Rivista di Medicina, Traumatologia e Psicologia dello Sport
Indexed/Abstracted in: Chemical Abstracts, CINAHL, Current Contents/Clinical Medicine, EMBASE, PubMed/MEDLINE, Science Citation Index Expanded (SciSearch), Scopus
Impact Factor 1,111
ORIGINAL ARTICLES BODY COMPOSITION, NUTRITION
The Journal of Sports Medicine and Physical Fitness 2015 September;55(9):940-5
Effects of a calcium supplement on bone mineral density in male cyclists
Mathis S. 1, Farley R. S. 2, Fuller D. K. 3, Jetton A. E. 4, Ishikawa S. 5, Caputo J. L. 6 ✉
1 Department of Kinesiology, University of Alabama in Huntsville, Huntsville, AL, USA;
2 Department of Health and Human Performance, Middle Tennessee State University, Murfreesboro, TN, USA;
3 Department of Psychology, Middle Tennessee State University, Murfreesboro, TN, USA;
4 Department of Biology, Middle Tennessee State University, Murfreesboro, TN, USA;
5 Department of Kinesiology, University of Wisconsin‑Eau Claire, Eau Claire, WI, USA;
6 Department of Health and Human Performance, Middle Tennessee State University, Murfreesboro, TN, USA
AIM: The purpose of this study was to maintain or improve bone density in male road cyclists through provision of calcium and vitamin D3 supplementation ingested before cycling.

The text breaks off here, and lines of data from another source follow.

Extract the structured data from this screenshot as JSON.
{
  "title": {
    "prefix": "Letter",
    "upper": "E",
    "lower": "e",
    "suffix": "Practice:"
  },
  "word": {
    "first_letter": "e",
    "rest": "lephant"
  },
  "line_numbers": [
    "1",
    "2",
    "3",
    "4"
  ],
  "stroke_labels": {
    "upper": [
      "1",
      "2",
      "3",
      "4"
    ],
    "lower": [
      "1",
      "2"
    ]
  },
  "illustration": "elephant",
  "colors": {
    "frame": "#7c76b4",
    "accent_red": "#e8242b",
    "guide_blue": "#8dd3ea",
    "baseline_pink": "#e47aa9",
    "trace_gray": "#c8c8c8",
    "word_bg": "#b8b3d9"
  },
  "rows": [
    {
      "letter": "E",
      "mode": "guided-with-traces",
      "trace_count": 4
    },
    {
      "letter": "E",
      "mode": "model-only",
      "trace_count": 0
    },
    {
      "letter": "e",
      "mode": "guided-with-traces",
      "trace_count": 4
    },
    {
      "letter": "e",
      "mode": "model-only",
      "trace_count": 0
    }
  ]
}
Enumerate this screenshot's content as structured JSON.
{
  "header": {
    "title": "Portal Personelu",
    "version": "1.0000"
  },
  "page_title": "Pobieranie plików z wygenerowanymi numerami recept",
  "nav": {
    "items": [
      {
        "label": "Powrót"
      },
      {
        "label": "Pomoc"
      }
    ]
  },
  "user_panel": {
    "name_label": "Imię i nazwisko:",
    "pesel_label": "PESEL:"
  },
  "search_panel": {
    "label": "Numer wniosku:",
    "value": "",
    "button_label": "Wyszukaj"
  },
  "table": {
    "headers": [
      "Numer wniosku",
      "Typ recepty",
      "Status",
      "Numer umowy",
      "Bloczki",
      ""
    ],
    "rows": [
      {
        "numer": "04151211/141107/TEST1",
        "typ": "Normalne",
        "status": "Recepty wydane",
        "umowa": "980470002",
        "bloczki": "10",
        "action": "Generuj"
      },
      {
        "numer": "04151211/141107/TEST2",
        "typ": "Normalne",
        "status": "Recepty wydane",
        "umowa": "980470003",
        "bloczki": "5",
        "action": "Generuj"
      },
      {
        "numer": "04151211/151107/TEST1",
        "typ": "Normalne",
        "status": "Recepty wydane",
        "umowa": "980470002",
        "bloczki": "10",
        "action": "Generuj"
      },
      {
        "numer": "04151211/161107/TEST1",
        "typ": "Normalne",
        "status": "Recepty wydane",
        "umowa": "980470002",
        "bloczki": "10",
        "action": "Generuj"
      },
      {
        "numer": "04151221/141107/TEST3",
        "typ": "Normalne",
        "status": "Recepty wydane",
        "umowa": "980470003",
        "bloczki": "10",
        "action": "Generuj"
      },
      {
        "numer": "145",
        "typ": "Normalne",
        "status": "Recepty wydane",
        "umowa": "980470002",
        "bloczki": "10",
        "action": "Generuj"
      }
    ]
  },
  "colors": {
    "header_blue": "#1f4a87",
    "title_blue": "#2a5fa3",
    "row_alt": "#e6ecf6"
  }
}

METHODS: Participants were male cyclists (N=17), with a mean (±SD) age of 42.7 (9.4) years. Measurements of lumbar spine and hip areal bone mineral density (aBMD) were performed at the start and end of a cycling season. Cyclists were randomized into the calcium supplement (CAL) or the control group (CON) group based on lumbar spine T-scores. The CAL group was instructed to consume 1600 mg calcium and 1000 IU vitamin D3 prior to cycling for the 5-month period.
RESULTS: Femoral trochanter aBMD significantly decreased during the 5 month cycling season. There was no difference in aBMD between CAL and CON groups.
CONCLUSION: Negative effects of competitive cycling on aBMD in hip structures can be observed within 5 months. Calcium and vitamin D3 ingested prior to cycling does not ameliorate this effect. This proof of concept paper provides evidence that more work is needed to find mechanisms to protect cyclists from destructive bone loss in hip structures.